“It is never too late. Adults can find their passion, in spite of any past negative experiences. We can use our passions to do creative work of our choosing, even in the spare time left over after our main work is completed (such as a full-time job to earn a paycheck) while provides a feeling of fulfillment that impacts their entire life in a positive way. Sir Ken Robinson seems to hope that all people would find their passion in life (including in mid-life or in one's twilight years) and to not just focus on getting through life with a more basic survival mentality, bored and feeling empty inside but making ends meet (or living with large paychecks but still unhappy).”
Regarding the ‘slow train wreck’ of Europe’s economy, ‘Concerned of Italy’ comments:
“I'm curently touring in Europe and the media accross Europe clearly identify that the current bailout of Greece is only to allow time for the eurozone to brace for the impact of Greece & Ireland as they default.

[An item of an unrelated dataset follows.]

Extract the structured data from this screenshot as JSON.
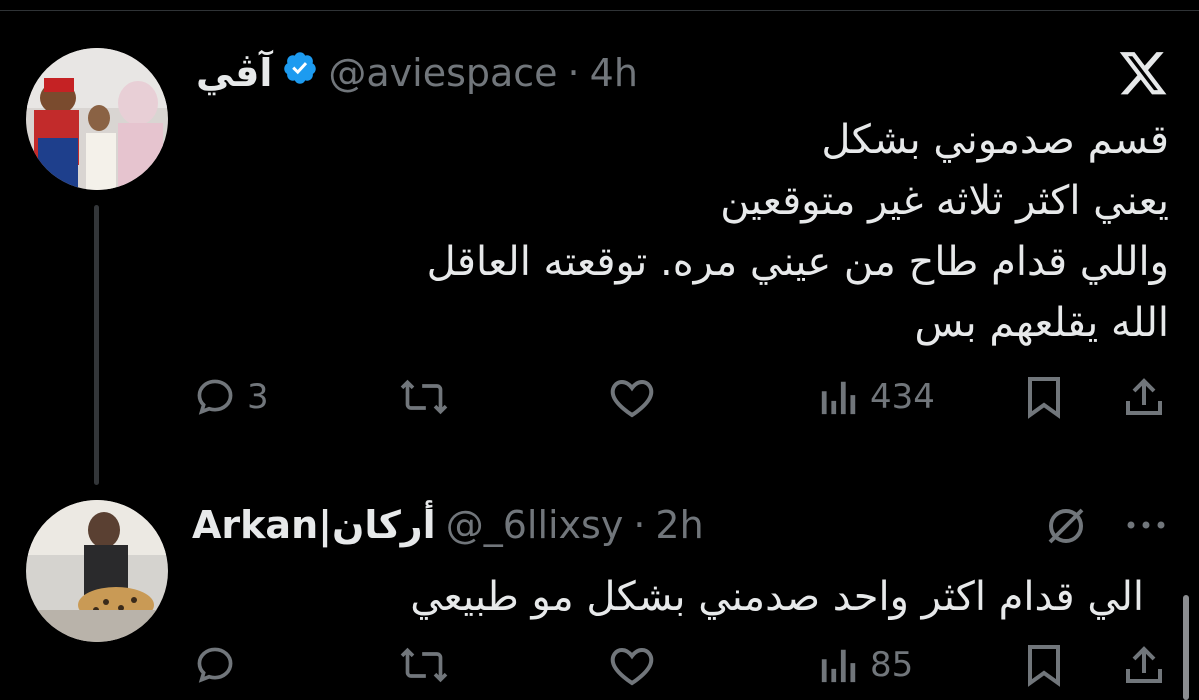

Instead of burdening our country with more debt (ie carbon tax) Gillard should be preparing it for the next GFC when the eurozone takes a body blow from the defaulting countries.”
And finally, a completely irreverent, and irrelevant, article about genital inferiority complex, translated (not too roughly) from Italy’s StyleIt :
“There is only an obsession comparable to that of men who would have a really big dick: that of women for the boobs. With the exception of the real plus - but I also met women with a 4 ‘measures more abundant that wanted “to have a circumference equal to that of my hips” - almost all women under the 4’, precisely, would like to have “a lot ‘more than boobs.” Even knowing, however, that no man despises a nice plus (no, not talking and arguing about those perfect cups of champagne), women can be unbearable in this too. While we humans, if we want it bigger, it is because we think that our partners could try a “more fun” to use, women dream of bigger breasts only for their personal gratification aesthetic for that moment when you look at the mirror after a shower and can say: “But what a nice pair of tits.””
Image by splityarm
Shout out to Erin for the idea :)